#### [What you need to do]
Below are the records; copy out every line that holds the word "value".

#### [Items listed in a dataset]
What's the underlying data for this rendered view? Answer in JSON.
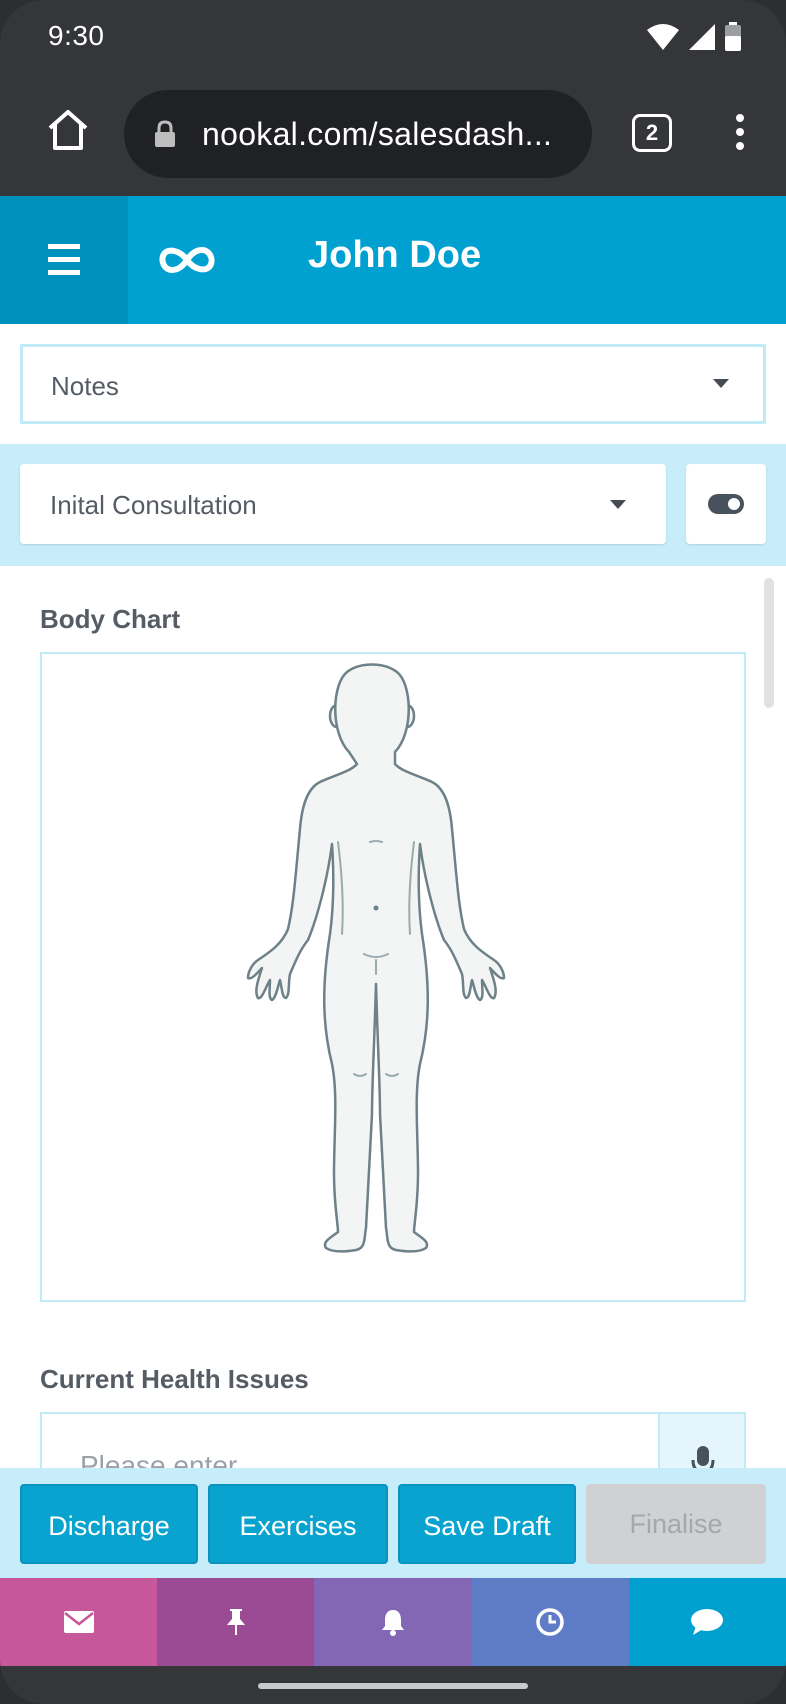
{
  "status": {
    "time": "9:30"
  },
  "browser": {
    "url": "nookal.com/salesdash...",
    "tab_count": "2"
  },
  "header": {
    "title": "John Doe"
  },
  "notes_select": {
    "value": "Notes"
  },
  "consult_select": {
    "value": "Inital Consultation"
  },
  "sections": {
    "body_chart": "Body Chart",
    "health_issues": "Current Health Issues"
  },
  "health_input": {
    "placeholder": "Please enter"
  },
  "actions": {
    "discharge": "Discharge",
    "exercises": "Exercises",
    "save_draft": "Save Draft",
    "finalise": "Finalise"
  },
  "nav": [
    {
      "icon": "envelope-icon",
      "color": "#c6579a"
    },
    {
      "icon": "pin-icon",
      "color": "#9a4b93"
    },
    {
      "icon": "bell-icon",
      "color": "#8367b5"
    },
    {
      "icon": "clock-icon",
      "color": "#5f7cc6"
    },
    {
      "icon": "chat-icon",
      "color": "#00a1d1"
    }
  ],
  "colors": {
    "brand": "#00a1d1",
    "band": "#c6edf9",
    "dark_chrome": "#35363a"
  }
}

#### [Answer to the problem]
    "value": "Notes"
    "value": "Inital Consultation"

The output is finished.